Data about app and page elements
☆ ☆ ☆ ☆ ☆ ☆ ☆

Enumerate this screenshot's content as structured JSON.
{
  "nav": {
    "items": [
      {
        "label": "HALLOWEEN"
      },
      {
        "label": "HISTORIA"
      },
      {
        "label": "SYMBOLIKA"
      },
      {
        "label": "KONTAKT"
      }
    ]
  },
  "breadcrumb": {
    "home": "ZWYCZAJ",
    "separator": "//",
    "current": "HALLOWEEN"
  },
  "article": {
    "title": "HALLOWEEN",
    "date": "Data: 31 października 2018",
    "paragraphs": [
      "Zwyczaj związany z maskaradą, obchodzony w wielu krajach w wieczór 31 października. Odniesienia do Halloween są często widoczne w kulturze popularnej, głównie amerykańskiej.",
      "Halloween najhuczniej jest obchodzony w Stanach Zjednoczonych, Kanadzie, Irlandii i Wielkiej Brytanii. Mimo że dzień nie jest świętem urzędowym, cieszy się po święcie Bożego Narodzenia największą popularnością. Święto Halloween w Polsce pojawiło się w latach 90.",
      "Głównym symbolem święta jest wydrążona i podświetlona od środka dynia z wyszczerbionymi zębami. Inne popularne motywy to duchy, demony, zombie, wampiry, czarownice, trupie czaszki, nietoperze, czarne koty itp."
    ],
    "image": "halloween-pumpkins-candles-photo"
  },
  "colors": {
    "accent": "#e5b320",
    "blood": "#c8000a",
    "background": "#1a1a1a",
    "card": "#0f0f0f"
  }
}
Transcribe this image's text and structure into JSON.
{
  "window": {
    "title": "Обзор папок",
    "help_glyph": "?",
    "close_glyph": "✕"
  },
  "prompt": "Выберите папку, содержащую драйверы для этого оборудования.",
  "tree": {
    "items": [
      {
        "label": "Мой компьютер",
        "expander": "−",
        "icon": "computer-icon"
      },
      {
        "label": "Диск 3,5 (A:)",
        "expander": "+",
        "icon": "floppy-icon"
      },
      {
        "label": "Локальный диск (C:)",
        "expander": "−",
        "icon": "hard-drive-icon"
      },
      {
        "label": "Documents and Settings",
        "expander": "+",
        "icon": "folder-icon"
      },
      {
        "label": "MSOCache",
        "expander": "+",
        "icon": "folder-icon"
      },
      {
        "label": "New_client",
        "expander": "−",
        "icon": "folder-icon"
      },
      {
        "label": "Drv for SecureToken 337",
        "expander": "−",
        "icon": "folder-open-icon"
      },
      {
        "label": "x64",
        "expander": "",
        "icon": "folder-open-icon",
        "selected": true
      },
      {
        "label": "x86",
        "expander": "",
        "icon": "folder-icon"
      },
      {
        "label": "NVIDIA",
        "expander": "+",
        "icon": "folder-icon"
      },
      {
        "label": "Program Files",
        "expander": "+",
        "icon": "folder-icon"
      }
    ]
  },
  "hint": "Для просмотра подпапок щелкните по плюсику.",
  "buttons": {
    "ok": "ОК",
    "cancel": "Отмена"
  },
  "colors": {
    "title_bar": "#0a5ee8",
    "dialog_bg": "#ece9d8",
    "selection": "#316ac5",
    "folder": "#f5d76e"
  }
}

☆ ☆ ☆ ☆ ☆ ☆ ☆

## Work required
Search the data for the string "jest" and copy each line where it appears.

## Your solution
      "Halloween najhuczniej jest obchodzony w Stanach Zjednoczonych, Kanadzie, Irlandii i Wielkiej Brytanii. Mimo że dzień nie jest świętem urzędowym, cieszy się po święcie Bożego Narodzenia największą popularnością. Święto Halloween w Polsce pojawiło się w latach 90.",
      "Głównym symbolem święta jest wydrążona i podświetlona od środka dynia z wyszczerbionymi zębami. Inne popularne motywy to duchy, demony, zombie, wampiry, czarownice, trupie czaszki, nietoperze, czarne koty itp."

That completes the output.